Some of us are motorcycle philanderers—we have multiple bikes, buying, trading, crashing and selling them off like debauched sultans. But some of us, like Oaklander Shelli Bohrer, get attached to the bike they love and find it hard to part with them.
Seven years ago,Shelli was riding her much-loved ’75 Honda CB400F to the gym after work when a teenaged driver, “seemingly on a whim” turned into her path, hitting her bike. The teenage driver took off. As Shelli (who was uninjured—she’s in the motorcycle apparel business, not one to ride around unprotected) and witnesses scrambled to remember the car’s license plate number, incredibly, amongst the twisted wreckage of Shelli’s fire-engine red baby, someone noticed the front plate of the car lying amidst the shards. The driver turned himself in a few days later.
Justice was served, but Shelli’s bike was a wreck. But even though the frame was twisted, there were still a lot of salvageable parts: the rare sidepanels with original stickers, the shocks that resembled the stockers but worked far better, and the miraculously rust-free four-into-one headers and NOS muffler.
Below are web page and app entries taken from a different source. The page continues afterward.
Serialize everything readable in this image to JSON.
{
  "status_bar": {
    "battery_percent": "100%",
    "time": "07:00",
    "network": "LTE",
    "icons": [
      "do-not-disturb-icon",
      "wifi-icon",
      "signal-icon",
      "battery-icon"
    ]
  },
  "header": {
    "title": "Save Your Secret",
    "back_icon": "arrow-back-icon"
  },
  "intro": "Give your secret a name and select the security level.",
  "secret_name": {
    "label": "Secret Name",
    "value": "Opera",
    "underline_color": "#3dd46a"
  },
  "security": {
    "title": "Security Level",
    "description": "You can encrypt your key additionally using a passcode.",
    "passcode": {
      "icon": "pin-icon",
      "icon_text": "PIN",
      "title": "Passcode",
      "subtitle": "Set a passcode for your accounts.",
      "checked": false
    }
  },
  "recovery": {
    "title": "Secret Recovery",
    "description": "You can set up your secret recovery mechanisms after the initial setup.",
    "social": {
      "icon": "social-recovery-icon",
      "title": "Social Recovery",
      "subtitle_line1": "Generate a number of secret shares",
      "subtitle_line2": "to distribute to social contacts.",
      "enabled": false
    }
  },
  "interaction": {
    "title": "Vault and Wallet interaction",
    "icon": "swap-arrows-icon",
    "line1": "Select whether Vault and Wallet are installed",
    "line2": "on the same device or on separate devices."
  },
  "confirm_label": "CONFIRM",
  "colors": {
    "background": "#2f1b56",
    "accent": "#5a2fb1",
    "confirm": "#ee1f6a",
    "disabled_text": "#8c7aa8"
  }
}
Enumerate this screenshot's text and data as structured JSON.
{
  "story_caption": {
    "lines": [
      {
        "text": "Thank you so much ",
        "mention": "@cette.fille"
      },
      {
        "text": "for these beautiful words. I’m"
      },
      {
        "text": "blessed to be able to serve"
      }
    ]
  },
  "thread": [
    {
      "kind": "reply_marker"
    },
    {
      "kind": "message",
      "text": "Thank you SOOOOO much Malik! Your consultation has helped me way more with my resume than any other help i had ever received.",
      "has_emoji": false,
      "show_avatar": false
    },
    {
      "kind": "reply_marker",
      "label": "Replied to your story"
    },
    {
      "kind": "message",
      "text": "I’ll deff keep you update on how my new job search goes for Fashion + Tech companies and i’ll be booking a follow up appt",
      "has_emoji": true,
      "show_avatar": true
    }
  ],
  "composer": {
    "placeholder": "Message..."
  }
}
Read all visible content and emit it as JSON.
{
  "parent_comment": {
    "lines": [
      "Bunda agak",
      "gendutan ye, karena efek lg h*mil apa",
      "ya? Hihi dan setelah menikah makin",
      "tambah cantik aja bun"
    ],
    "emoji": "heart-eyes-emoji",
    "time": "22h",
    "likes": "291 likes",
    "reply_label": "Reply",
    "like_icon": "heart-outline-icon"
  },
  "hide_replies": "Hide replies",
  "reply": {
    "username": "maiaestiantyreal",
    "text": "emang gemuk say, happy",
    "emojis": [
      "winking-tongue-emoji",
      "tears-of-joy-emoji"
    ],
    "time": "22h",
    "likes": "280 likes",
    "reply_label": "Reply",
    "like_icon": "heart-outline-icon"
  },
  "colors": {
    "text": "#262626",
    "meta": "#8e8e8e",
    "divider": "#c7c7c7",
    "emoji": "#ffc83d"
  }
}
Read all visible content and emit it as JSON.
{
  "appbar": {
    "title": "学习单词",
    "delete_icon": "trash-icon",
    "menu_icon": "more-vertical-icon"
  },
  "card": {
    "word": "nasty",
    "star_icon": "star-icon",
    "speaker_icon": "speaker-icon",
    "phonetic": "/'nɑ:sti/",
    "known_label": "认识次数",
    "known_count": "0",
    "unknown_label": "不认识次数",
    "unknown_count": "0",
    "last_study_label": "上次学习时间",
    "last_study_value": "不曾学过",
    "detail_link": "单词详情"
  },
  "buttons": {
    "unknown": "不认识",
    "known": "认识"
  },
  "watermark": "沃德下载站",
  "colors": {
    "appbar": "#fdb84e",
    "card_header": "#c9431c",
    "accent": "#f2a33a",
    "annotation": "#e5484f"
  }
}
And then, as Shelli was planning to put the disembodied bits of her bike into deep storage, her friend Nancy offered to sell her daily-driver ’76 CB400F.
“I wasn’t sure I wanted to buy Nancy’s bike because I was so distraught about my own,” recalls Shelli. “I didn’t think that I wanted to care about a bike that much again.” But to paraphrase Tom Petty, the heart has a mind of its own, and a deal was struck. Once again Shelli was riding a Supersport.
If you don’t remember the ’70s—either because you were too young, didn’t yet exist or were too stoned—the Supersport was one of the iconic bikes of that decade. It was also important; it was Japan’s first stab at a cafe racer, with clean, minimalist European styling that was a departure from the 1940s-styled Brit bikes and 1930s-styled Harleys that dominated the moto-landscape. And it offered performance to match its low bars, rearset pegs and race-style tank—the six-speed motor revved to 10,000 rpm, the four-into-one exhaust sounded as good as it looked, and the 390-pound wet weight meant it was much more flickable and fun to ride than the bigger (and admittedly, way faster) multi-cylinder machines. It was only in production three years (1975-1977) and has since become one of the more collectible bikes of the ’70s, with clean examples fetching $5000 or more.
“That CB was the first bike that was really mine. I poured a lot of love and some money into it,” Shelli reminisces. “It was clean, reliable and fun…it was my baby.” Definitely worth saving, so she took her faithful-yet-tired ’76 and her boxes of parts to see Charlie O’Hanlon at Charlie’s Place in San Francisco. O’Hanlon is one of the luminaries of San Francisco’s vibrant vintage Honda scene (www.charliesplace.com; 415/255-0316), an undisputed master of getting vintage metal to run, go, stop—and look like new.
You can’t get your youth back—but you can get the bike from your youth. And make it better than ever.